### Aim of the task:
List each line of the data that holds the string "icon", please.
++++ Records provided
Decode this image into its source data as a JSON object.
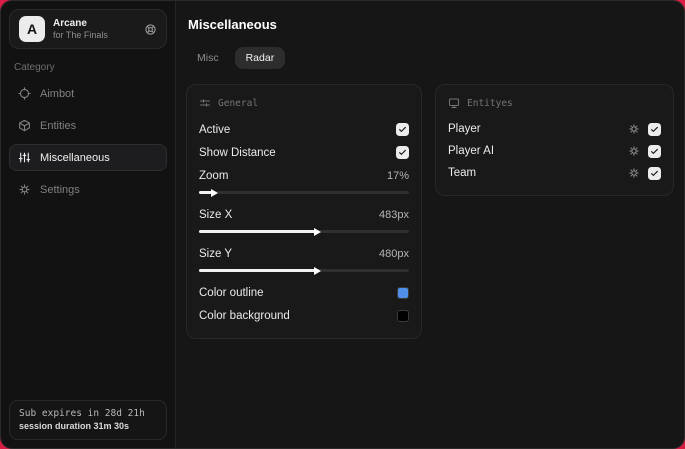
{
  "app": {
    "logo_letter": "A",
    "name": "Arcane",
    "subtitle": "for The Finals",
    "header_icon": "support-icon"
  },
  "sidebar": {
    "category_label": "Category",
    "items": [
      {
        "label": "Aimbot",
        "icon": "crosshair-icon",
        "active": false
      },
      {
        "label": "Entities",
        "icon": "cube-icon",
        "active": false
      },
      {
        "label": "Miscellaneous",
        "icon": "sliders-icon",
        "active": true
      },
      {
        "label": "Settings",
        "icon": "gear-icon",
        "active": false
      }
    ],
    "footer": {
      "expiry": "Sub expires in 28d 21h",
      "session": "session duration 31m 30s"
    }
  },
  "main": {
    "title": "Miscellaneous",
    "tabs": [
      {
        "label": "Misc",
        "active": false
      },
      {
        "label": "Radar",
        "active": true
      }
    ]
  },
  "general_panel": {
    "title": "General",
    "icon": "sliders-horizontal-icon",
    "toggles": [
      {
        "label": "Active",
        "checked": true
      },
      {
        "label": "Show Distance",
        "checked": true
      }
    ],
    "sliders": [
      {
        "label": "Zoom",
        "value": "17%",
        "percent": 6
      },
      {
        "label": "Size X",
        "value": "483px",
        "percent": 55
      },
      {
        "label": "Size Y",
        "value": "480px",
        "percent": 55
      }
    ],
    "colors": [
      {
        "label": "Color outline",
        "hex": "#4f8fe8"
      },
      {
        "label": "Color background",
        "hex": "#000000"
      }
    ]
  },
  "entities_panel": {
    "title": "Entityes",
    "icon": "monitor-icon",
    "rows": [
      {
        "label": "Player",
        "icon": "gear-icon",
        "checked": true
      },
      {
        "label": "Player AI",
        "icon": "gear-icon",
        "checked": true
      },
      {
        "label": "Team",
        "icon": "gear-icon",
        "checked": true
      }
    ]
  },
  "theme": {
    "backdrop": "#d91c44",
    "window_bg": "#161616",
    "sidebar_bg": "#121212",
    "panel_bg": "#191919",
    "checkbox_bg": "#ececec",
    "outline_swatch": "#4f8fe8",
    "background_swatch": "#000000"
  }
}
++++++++
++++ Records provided
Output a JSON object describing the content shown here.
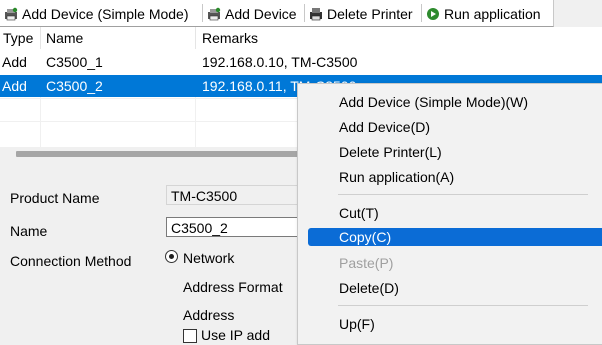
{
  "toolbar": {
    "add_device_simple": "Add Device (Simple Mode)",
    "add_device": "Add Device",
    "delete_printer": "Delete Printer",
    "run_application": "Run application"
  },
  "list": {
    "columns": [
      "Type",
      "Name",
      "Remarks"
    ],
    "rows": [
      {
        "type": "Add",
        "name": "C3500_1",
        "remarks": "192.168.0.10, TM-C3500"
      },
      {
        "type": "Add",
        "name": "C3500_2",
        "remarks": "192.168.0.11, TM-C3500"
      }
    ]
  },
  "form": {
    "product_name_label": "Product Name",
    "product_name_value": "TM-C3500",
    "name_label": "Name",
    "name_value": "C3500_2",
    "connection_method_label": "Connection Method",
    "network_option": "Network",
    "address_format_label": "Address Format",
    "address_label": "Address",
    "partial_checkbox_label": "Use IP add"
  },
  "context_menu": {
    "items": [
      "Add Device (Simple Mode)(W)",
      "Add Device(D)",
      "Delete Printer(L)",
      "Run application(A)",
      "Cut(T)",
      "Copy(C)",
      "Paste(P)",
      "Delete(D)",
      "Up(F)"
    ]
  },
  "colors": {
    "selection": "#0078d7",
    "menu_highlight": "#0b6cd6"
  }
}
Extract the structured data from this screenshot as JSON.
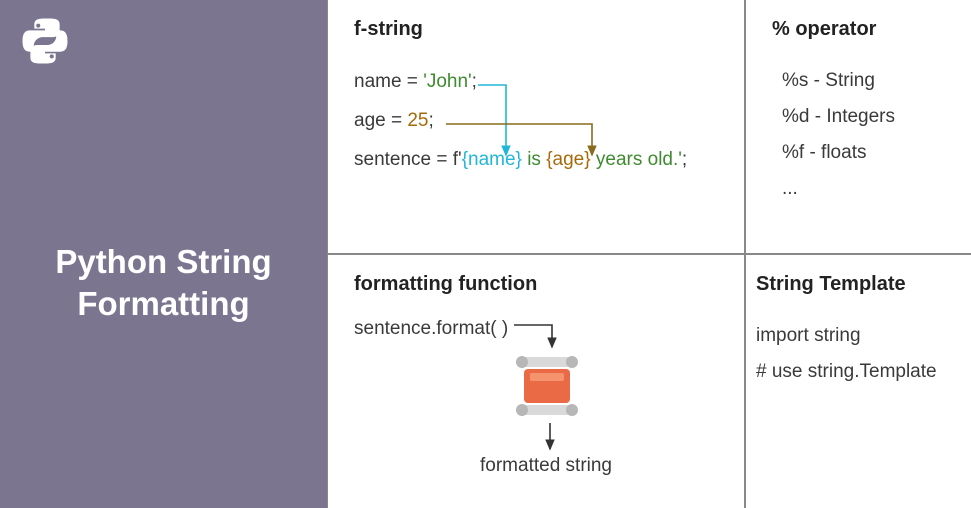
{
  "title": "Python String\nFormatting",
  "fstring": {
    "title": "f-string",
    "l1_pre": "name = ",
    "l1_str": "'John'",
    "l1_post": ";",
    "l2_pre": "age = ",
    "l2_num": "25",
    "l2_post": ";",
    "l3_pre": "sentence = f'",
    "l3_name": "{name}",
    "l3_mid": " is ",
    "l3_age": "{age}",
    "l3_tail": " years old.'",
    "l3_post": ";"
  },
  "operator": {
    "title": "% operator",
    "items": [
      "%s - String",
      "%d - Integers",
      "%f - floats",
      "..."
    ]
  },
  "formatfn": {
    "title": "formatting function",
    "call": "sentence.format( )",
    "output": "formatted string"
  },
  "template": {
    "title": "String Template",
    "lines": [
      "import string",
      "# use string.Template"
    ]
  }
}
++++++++
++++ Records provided
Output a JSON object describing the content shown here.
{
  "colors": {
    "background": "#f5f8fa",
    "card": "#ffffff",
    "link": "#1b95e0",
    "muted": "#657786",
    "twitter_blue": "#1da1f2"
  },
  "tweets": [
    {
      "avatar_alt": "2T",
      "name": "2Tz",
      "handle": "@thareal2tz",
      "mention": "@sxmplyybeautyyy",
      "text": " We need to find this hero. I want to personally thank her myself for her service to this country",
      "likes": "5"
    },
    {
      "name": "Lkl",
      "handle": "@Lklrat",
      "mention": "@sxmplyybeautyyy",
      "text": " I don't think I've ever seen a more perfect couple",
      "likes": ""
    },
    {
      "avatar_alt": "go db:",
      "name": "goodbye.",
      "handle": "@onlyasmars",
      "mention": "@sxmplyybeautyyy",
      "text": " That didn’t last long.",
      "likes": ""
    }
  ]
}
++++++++
### Answer to this task:
    "header_icon": "support-icon"
        "icon": "crosshair-icon",
        "icon": "cube-icon",
        "icon": "sliders-icon",
        "icon": "gear-icon",
    "icon": "sliders-horizontal-icon",
    "icon": "monitor-icon",
        "icon": "gear-icon",
        "icon": "gear-icon",
        "icon": "gear-icon",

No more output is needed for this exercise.